HOW TO COMPLETE THIS TASK – Scan the lines below for the string "time" and copy every one that has it.

DATA LISTING –
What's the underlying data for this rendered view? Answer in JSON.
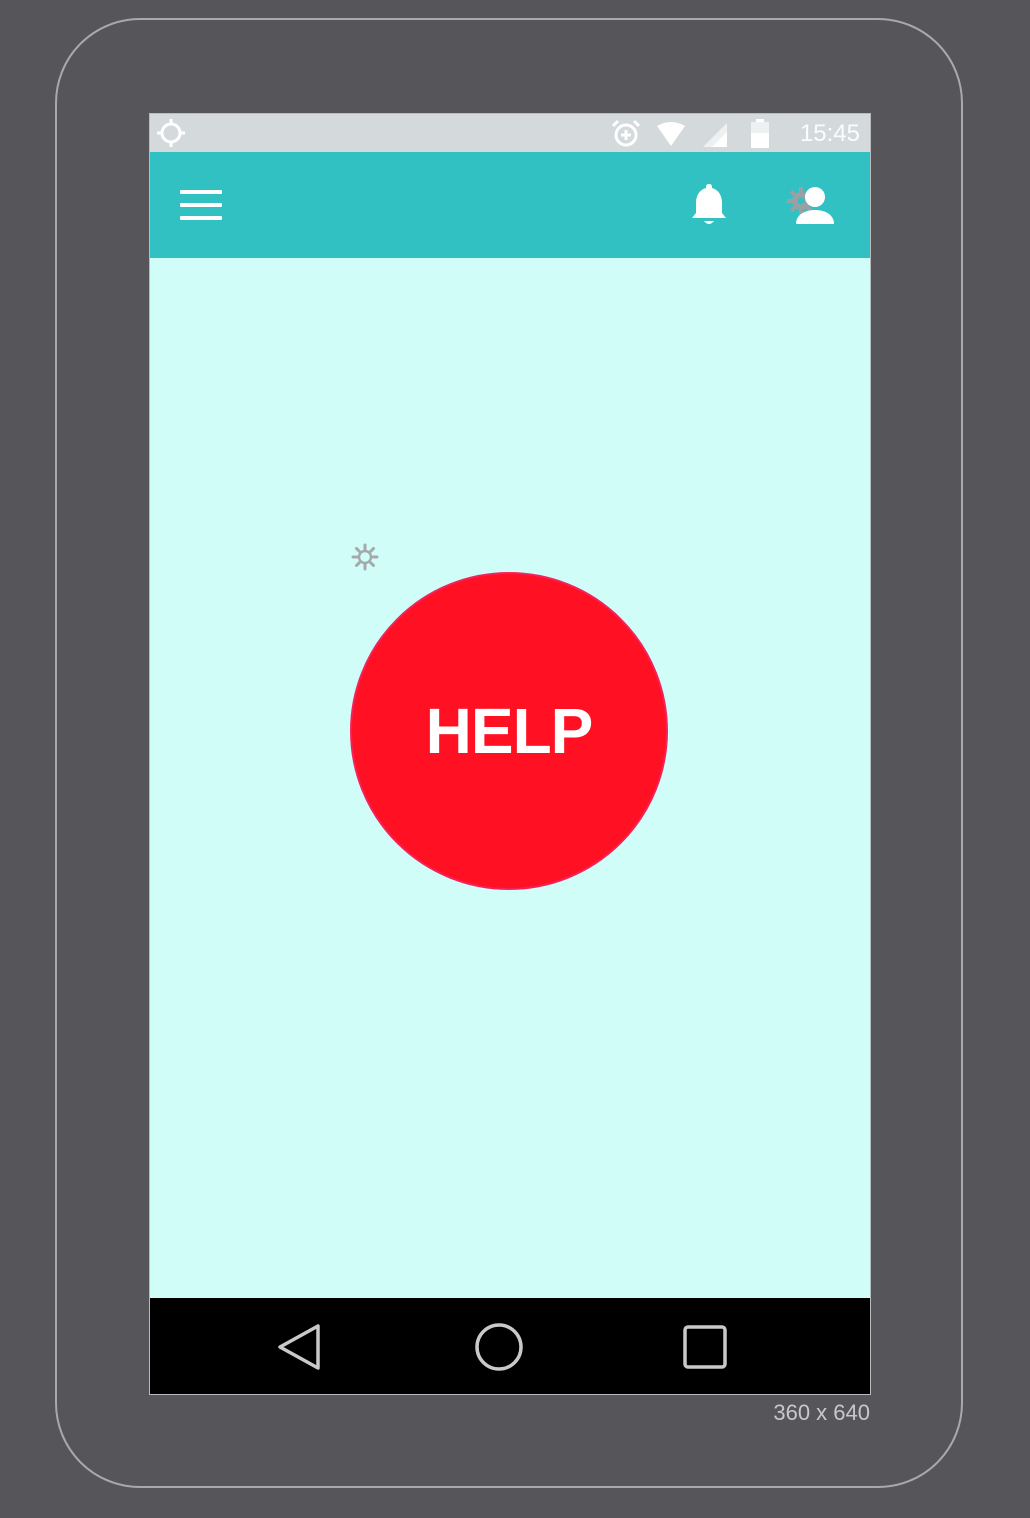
{
  "status_bar": {
    "time": "15:45",
    "icons": [
      "target-icon",
      "alarm-icon",
      "wifi-icon",
      "signal-icon",
      "battery-icon"
    ]
  },
  "app_bar": {
    "background": "#31c1c2",
    "icons": [
      "menu-icon",
      "bell-icon",
      "account-icon",
      "gear-icon"
    ]
  },
  "main": {
    "background": "#d1fdf8",
    "help_button": {
      "label": "HELP",
      "color": "#ff1022"
    }
  },
  "nav_bar": {
    "icons": [
      "back-icon",
      "home-icon",
      "recent-apps-icon"
    ]
  },
  "device": {
    "dimensions_label": "360 x 640"
  }
}
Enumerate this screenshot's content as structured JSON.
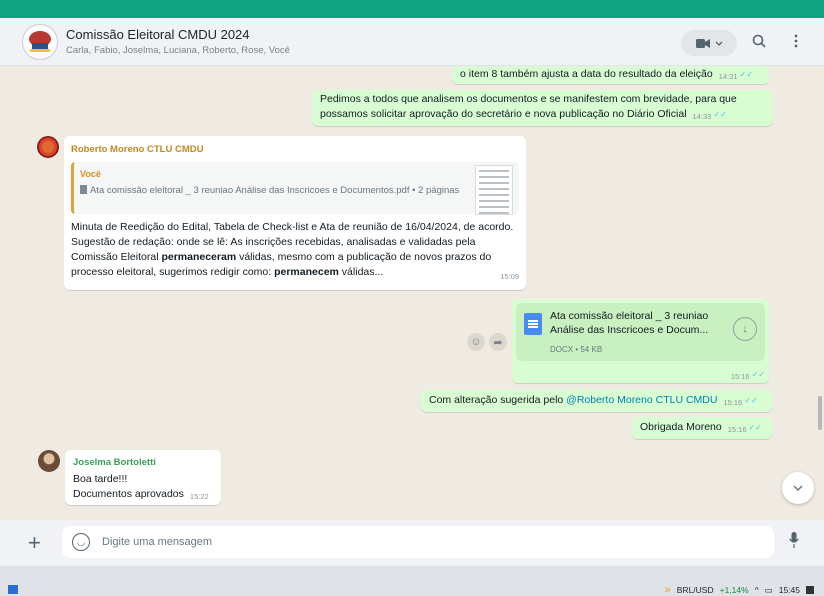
{
  "header": {
    "title": "Comissão Eleitoral CMDU 2024",
    "subtitle": "Carla, Fabio, Joselma, Luciana, Roberto, Rose, Você",
    "video_icon": "video-camera-icon",
    "dropdown_icon": "chevron-down-icon",
    "search_icon": "search-icon",
    "menu_icon": "kebab-menu-icon"
  },
  "messages": [
    {
      "type": "outgoing",
      "text": "o item 8 também ajusta a data do resultado da eleição",
      "time": "14:31"
    },
    {
      "type": "outgoing",
      "text": "Pedimos a todos que analisem os documentos e se manifestem com brevidade, para que possamos solicitar aprovação do secretário e nova publicação no Diário Oficial",
      "time": "14:33"
    },
    {
      "type": "incoming",
      "sender": "Roberto Moreno CTLU CMDU",
      "quote": {
        "author": "Você",
        "text": "Ata comissão eleitoral _ 3 reuniao Análise das Inscricoes e Documentos.pdf • 2 páginas"
      },
      "text_parts": [
        "Minuta de Reedição do Edital, Tabela de Check-list e Ata de reunião de 16/04/2024, de acordo. Sugestão de redação: onde se lê: As inscrições recebidas, analisadas e validadas pela Comissão Eleitoral ",
        "permaneceram",
        " válidas, mesmo com a publicação de novos prazos do processo eleitoral, sugerimos redigir como: ",
        "permanecem",
        " válidas..."
      ],
      "time": "15:09"
    },
    {
      "type": "outgoing-document",
      "title": "Ata comissão eleitoral _ 3 reuniao Análise das Inscricoes e Docum...",
      "meta": "DOCX • 54 KB",
      "time": "15:16"
    },
    {
      "type": "outgoing",
      "text_prefix": "Com alteração sugerida pelo ",
      "mention": "@Roberto Moreno CTLU CMDU",
      "time": "15:16"
    },
    {
      "type": "outgoing",
      "text": "Obrigada Moreno",
      "time": "15:16"
    },
    {
      "type": "incoming",
      "sender": "Joselma Bortoletti",
      "line1": "Boa tarde!!!",
      "line2": "Documentos aprovados",
      "time": "15:22"
    }
  ],
  "composer": {
    "placeholder": "Digite uma mensagem",
    "value": ""
  },
  "taskbar": {
    "ticker": "BRL/USD",
    "change": "+1,14%",
    "clock": "15:45"
  },
  "colors": {
    "accent": "#0fa47f",
    "outgoing_bubble": "#d9fdd3",
    "roberto_name": "#c2891d",
    "joselma_name": "#3e9f59",
    "mention": "#027eb5"
  }
}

TASK SOLUTION –
    "time": "15:45",
      "time": "14:31"
      "time": "14:33"
      "time": "15:09"
      "time": "15:16"
      "time": "15:16"
      "time": "15:16"
      "time": "15:22"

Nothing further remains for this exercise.